Developer: Seaven Studio
Publisher: Seaven Studio
Review code provided by Seaven Studio
Are you looking for another puzzle game to wet your appetite as we approach this holiday season? How about a game where you hunt meteors? About a month ago I created a first look video for Ethan Meteor Hunter and had fun doing so at the time, even now that I finally got around to reviewing it, that excitement has not gone away.
I would like to say that Ethan Meteor Hunter is all about collecting meteors, and with a name like that you would certainly want to believe that, but the game at its core is a very deep and engaging puzzle experience. Ethan Meteor Hunter is set up as a traditional platformer puzzle game, but what makes it unique is the ability to freeze time in order to grab and manipulate objects in the environment to help you solve puzzles. Need to get to a higher ledge? Simply jump up and then freeze the screen before grabbing a block and placing it underneath you. You can even rotate blocks to fit them together more snuggly. At first this comes in the form of simple running up to a puzzle, pausing, and solving the puzzle before moving on. However as you get deeper into the game this gets more frantic even with the whole game pausing. I myself came to sections of the game that would require me to jump and stack blocks before unpausing and immediately jumping again in order to slowly progress up a shaft filled with spinning death blades…and that’s just in the first world. The game has three main worlds set up with each stage of each world getting more and more difficult, but more and more fun.

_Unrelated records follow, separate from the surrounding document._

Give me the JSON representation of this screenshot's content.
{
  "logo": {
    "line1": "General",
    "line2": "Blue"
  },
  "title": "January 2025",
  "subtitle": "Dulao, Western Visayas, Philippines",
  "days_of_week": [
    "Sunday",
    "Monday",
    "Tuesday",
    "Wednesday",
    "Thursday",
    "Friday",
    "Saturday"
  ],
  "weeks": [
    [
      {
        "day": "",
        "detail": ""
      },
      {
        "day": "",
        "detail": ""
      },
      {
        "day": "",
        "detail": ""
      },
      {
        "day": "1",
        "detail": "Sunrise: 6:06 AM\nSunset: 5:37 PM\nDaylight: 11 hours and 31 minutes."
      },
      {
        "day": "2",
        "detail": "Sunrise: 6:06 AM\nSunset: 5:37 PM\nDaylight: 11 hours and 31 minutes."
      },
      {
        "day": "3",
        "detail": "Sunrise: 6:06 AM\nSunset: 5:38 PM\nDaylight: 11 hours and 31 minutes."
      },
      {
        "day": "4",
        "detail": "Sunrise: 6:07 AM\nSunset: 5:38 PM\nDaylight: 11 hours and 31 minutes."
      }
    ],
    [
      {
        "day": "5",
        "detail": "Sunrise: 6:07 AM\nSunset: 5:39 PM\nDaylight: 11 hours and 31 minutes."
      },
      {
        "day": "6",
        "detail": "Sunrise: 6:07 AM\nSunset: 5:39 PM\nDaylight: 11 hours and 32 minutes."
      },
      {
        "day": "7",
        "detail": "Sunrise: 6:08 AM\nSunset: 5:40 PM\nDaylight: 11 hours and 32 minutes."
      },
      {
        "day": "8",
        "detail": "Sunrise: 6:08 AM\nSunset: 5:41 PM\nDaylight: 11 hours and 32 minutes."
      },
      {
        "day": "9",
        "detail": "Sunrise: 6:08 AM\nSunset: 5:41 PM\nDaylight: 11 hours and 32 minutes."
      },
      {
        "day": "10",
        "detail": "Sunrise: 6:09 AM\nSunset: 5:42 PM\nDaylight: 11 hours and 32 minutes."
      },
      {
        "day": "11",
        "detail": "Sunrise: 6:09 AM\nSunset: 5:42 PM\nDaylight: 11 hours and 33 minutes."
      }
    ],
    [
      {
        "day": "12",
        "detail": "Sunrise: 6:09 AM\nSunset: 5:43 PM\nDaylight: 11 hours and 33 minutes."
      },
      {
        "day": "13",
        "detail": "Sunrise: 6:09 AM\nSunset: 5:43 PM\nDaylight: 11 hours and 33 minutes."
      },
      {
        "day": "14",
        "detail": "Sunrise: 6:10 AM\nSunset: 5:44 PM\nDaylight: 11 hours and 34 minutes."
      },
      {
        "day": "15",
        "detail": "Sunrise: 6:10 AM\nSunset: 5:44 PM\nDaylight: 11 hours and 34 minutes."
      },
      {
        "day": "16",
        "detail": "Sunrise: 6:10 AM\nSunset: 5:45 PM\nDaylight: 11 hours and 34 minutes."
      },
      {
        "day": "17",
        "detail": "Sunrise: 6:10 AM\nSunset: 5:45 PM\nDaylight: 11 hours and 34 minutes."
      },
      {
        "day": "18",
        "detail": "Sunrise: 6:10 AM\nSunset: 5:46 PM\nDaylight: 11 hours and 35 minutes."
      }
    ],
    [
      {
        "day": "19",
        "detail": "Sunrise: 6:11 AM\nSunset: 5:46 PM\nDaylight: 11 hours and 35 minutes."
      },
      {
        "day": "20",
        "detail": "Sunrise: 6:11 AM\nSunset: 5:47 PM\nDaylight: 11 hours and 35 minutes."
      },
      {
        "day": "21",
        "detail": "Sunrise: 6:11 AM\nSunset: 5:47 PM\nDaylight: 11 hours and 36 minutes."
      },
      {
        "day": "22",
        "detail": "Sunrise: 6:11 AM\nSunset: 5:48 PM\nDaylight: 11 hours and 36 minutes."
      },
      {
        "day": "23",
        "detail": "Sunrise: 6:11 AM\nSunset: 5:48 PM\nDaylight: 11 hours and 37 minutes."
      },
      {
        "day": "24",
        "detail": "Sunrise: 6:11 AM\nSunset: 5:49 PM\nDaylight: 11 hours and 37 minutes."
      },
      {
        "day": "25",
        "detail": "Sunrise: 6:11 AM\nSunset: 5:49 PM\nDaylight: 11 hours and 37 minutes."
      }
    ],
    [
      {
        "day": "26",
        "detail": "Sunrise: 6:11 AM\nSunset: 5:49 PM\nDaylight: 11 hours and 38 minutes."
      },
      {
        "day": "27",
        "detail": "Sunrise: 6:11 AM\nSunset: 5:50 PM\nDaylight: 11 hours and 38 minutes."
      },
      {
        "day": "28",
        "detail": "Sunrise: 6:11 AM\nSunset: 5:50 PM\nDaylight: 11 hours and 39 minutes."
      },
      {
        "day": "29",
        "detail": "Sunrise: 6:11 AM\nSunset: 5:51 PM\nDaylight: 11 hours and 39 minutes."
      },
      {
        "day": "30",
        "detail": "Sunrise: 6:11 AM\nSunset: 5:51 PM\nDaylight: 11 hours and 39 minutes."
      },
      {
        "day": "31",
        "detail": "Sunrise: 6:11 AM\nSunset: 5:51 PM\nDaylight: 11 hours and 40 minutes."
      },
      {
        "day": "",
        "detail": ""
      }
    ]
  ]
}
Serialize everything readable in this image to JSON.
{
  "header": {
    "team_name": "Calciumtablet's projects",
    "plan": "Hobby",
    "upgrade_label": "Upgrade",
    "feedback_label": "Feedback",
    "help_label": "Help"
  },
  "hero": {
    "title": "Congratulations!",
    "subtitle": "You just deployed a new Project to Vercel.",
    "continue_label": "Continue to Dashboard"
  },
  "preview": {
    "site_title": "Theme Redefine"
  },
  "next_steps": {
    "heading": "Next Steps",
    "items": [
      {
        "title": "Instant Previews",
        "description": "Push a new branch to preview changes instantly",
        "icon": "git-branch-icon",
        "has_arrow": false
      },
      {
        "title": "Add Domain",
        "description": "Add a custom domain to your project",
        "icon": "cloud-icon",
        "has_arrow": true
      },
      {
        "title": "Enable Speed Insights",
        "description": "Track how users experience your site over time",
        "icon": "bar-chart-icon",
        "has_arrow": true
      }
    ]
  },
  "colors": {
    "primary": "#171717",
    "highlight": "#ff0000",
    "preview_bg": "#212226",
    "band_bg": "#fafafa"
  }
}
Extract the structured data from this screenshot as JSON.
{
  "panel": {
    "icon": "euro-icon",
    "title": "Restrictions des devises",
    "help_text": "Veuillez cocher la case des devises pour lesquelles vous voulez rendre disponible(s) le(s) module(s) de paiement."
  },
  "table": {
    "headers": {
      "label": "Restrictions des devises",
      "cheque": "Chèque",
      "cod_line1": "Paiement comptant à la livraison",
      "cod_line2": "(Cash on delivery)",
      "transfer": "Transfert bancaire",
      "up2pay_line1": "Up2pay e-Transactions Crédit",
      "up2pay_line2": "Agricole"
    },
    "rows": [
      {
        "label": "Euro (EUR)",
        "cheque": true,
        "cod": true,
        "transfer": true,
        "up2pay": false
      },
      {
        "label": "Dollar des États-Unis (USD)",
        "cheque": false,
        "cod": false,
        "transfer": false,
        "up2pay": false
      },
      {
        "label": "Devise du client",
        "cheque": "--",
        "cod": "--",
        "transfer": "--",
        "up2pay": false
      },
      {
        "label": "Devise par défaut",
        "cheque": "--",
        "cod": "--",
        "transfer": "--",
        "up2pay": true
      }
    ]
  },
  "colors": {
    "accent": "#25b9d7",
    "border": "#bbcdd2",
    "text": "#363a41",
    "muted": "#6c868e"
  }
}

The games graphics are cartoony but in all the right way. The in game graphics are smooth and help the aesthetic of the game. At some times it can feel overly simplified, but the gameplay more than compensates for whatever lack luster graphics there may be. My only real gripe graphics wise, ties in to the story. There isn’t much of a story, at least in the beginning. We get an animated intro sequence that explains the set up of the story without any dialogue. What this translates to is a story about our protagonist having a feud with a neighbor of his. Through the power of a meteor that just landed he finds himself able to freeze time and manipulate blocks using a sort of telekinesis. He then peers off into the distance at another glowing meteor and sets off on his journey. There is no real initial motivation story wise, other than the hunt to gather meteors (which ties in to the game name nicely) and the graphics are a little shoddy here, but like I said before, the main reason you will play this game (and keep coming back) is the gameplay.
Speaking of coming back, the replay value on this game is actually quite nice. You can play through the entire game normally, but the game allows you to go back and replay previous levels whenever you would like. Additionally the game has incentives for different gameplay such as a level timer to urge you to complete a level faster, and a bonus for using less “freeze time” abilities as well as collecting the meteors scattered through the level. I went back and played through a few levels to try and get better scores and found myself manipulating blocks in ways that I had previously overlooked, which made for a really enjoyable second playthrough.
The sound in this game is subtle enough to be invisible when you aren’t thinking about it, but really gives you a good emotional feeling when you are playing. When the game gets into a tense sequence of you running while blades are chasing you, you can feel that in the music. Additionally, when you use your “pause” ability, the sound changes to feel like the world around you is really frozen in time.
All in all, this game is really worth picking up, especially if you are looking for a new puzzle experience this holiday season. The game is on the PC, but supports an external controller to play (which I would recommend over the PC controls anyway). It is a fun game to pass the time with and you will definitely get your moneys worth and then some with this title. I wouldn’t hesitate to pick this game up at all though, as I had a great time with it despite some lack luster story and visuals. The gameplay and replayability is the real reason to play this game and its totally worth it.